She had vision, she says. Often described as an “old soul” by coworkers twice her age, she gained her experience instead on the more mature daytime soap circuit (All My Children, Days of Our Lives) and eventually landed recurring roles in primetime shows like Revenge, Code Black and Sacred Lies.
When the original Gossip Girl came out in 2007, Alyn Lind was five years old. She later watched the first season but gave up on it, more so because she’s “not really a big television person”. In fact, the main reason she was drawn to the new version was because she wanted to meet Cassandra Kulukundis, the show’s casting director – known for her work on several Paul Thomas Anderson films. “When I heard that she was involved, I thought, this has to be something that fuelled her creativity because she doesn’t do anything that doesn’t.”
That was enough for her to gun for the role of Audrey Hope, the well-heeled private-school girl who leads the hyper-achieving new class at Constance Billard, GG’s fictitious academy. She’s best friends with Julien (Jordan Alexander) and in a long-term relationship with Aki (Evan Mock), but is starting to question how she feels about him. Sprinkle in some classic rich-family antics and you have drama fit for any self-respecting Upper East Sider.
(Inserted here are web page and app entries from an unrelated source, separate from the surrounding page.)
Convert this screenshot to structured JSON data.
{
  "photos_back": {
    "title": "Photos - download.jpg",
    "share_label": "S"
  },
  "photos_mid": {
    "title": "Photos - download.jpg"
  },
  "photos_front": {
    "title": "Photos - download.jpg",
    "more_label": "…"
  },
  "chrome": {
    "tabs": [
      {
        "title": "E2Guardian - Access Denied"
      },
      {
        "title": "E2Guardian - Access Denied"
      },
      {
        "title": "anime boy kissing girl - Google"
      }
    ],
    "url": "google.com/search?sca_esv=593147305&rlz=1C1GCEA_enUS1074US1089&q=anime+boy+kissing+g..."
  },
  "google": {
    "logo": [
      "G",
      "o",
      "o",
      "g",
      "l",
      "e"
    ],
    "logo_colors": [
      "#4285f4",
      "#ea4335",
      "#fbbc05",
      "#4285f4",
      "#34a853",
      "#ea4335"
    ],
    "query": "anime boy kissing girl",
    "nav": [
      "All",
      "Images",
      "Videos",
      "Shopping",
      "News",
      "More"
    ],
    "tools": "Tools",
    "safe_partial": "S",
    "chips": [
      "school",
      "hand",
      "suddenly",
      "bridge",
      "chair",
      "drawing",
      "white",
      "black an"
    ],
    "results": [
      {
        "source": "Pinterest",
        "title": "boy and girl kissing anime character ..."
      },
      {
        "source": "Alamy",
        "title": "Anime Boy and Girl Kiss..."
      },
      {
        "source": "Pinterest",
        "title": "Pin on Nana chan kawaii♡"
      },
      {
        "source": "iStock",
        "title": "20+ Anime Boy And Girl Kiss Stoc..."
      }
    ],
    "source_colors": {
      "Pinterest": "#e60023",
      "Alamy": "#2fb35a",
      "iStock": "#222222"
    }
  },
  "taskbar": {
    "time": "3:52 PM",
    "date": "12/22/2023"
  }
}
“Her dad left her mom for her assistant, so there’s that dynamic there,” she explains of her character. “And her mom designs athleisure wear, which she hates because she’s into classic clothing.” (Mostly a fan of vintage clothes, herself, today Alyn Lind is wearing a high-collared white shirt, black leather vest and black-and-white striped Beetlejuice pants – all thrifted.)
In paparazzi photos that had leaked from the set last November, Blair Waldorf, Serena van der Woodsen and their manicured circle were back, but instead of the bouncy, shoulder-length curls and knee-grazing skirts viewers remember from the original 2007 – 2012 run, this new cast with new names was shaven-headed, more coolly louche and a lot less white than its predecessor.
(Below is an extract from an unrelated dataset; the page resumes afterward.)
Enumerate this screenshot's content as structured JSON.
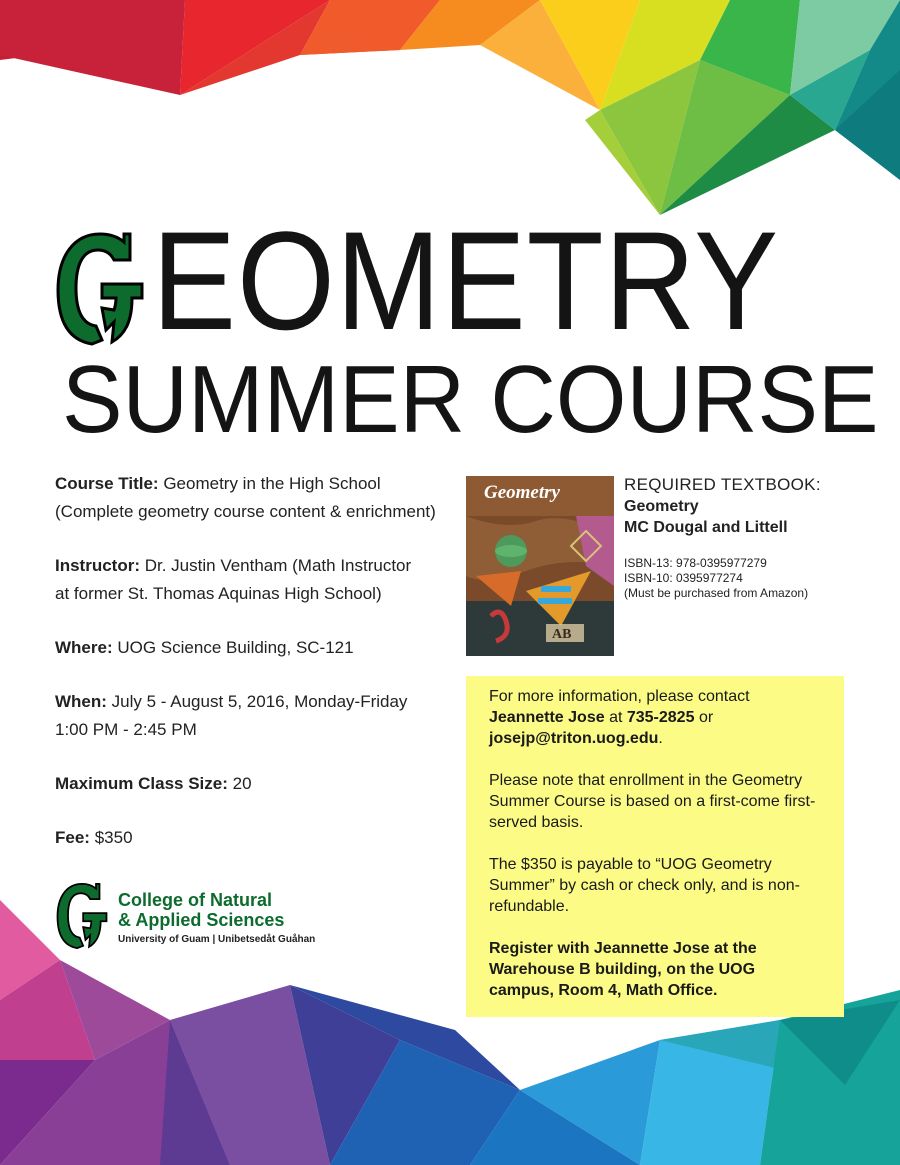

“People keep on asking me this, the question of this show being inclusive,” she says. “And I’m like, cool, let’s celebrate it. But at the same time, how fucked up that we have to celebrate that? I hope, in the future, we’re not heavily congratulating these studios for making the move towards inclusivity because we’re at point zero.”
On top of that, the show’s creator Josh Schwartz responded to one fan’s tweet asking about the new Gossip Girl’s gay quotient, saying: “It will be very, very queer.” (Fans of old will remember one of the few memorable non-hetero events to occur in the original: the tepid threesome with Hilary Duff.)
Yet as the paparazzi-to-tabloid pipeline continues, it must feel strange being known, and having fan accounts materialise around you, for a character that nobody has seen you play – yet.
“It’s a lot of pressure,” Alyn Lind admits, briefly pausing to contemplate how her character will be received among the elements of the fast-fingered viewership that will be eager to tear it apart. “When something has such a big following like this [show] does, it’s crazy to me that people are already obsessing over it without even seeing it or knowing what it’s about. So it brings a pressure aspect of like, blegh, I hope you like it!”
The only way this could fail is if it receives no reaction at all. Because if the tweets aren’t flying, and the DMs aren’t dissecting the giddy excess and byzantine plotlines of these fictional coastal elites, can you even really call it Gossip Girl?
Hair: DJ Quintero, Make-up: Kale Teter, Agency Producer: Nick Shaya, Styling Assistant: Adam Van Osdol, Production Assistant: Bailey Barton